Initially, it is assumed Ulder took the poison himself, which would be bad enough, but a scrap of paper seems to indicate he had picked up blackmail as a side trade and every name on the list was present at the time of his death – which both strongly suggest murder. But as bad as a suicide or murder at the Bishop's Palace, is the person who'll be in charge of the investigation: Major Mack, the Chief Constable, who is "a violent Dissenter" and "a real enemy of the Church." Someone who sneers at the clerical tendency to sweep every hint of a scandal under the rug. However, I should note here that "the burly Chief Constable" is described as bursting with prejudices, against prelacy, pacifism and (modern) women, but his distaste for foreigners did not extend to the Dutch. So he probably has a point about those white feathers, harlots and fence crawlers. Personally, I found no reason to dislike the Major. He's a good guy!

Funnily enough, the Major, "who is no mere agnostic," is assisted by Dick Marlin, ex-military intelligence and now a Church deacon, who sees himself as a Church Militant. They make for a surprisingly well-matched pair of characters who ought to have had their own series of mystery novels. Sadly, they only appeared in this one-off. A large chunk of their work consists of drawing the past sins from all of the potential blackmail victims, which also involves one of the Bishop's daughter and this convinces the Major at one point that he has the "duty to arrest the Bishop." It was Marlin who convinced him to hold off the arrest for another day.

The introductory chapters, the subsequent investigation and the depiction of (family) life within the walls of the Bishop's Palace makes for an excellent and fascinating story, which came close to being superior to The Warrielaw Jewel, but the solution was prosaic and uninspired – which prevented the book from being a truly noteworthy detective novel. A genuine shame because I assumed, throughout the entire story, that the book was heading to my best-of list for 2016, but the final two or three chapters prevented that. It's really frustrating when you read a mystery that's consistently great and then fails you in the end. Anyway...

So Arrest the Bishop? is really well written and characterized, but as a detective story, the book stumbled and fell with the finish line in sight.
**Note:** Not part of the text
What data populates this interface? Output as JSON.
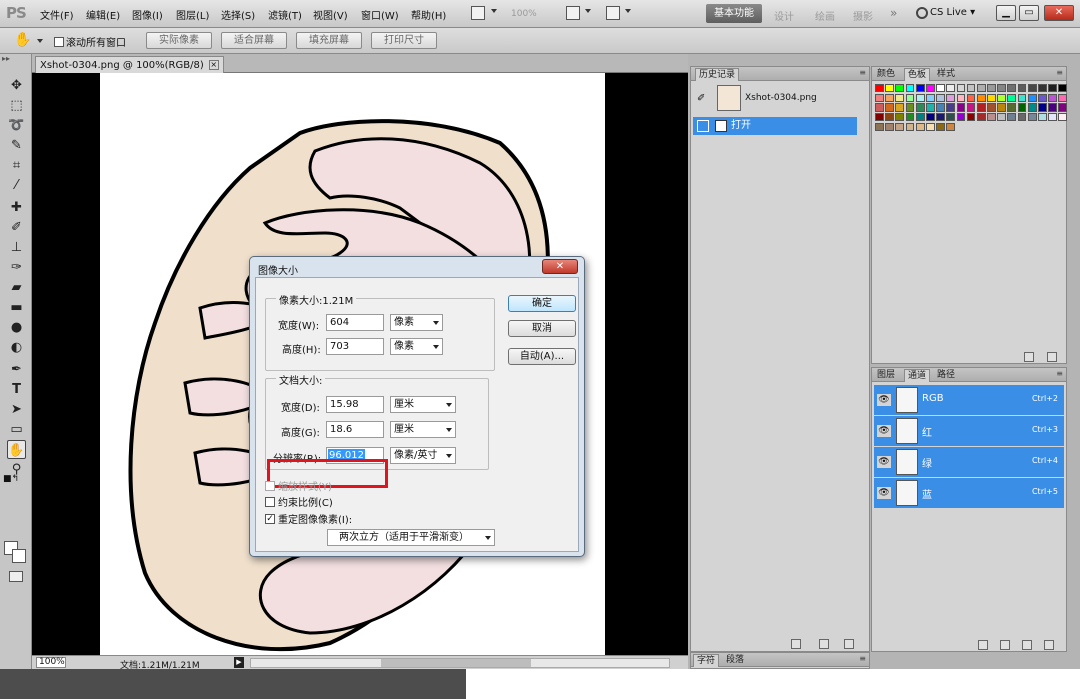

  1. Thanks for the heads up on this one. It sounds interesting. I have a particular interest in mysteries which were published in the immediate post-World War II period. They seem to have a flavor all their own. They feel like the writings of someone who has awakened from a nightmare and found himself lying in ruins; there is something off-kilter about them that feels interesting. The Golden Age has exhausted itself, and a completely different type of mystery, as in Spillane, is about to make its debut, a type more consistent with the tenor of the times.
    On a side note, it seems as though Crippen & Landru are finally, after many years, getting ready to publish their Simon Ark volume, because they have finally announced a date of Spring 2017 for publication. This means we will probably see it in about three years' time. I hope they reprint the early stories that have never been reprinted because I always liked those the best.

    1. This one takes place a few years after the First World War and shows glimpses of the aftermath of that war. Most notably in the character of Dick Marlin, who decided that saving souls, one at a time, was the best he could do for the post-war world.

      I once suggested to Douglas Greene, on the GAD group, to just publish The Complete Short Stories by Edward D. Hoch, but even members of the group thought that was a bit much. But good to know a new Hoch collection is looming on the horizon.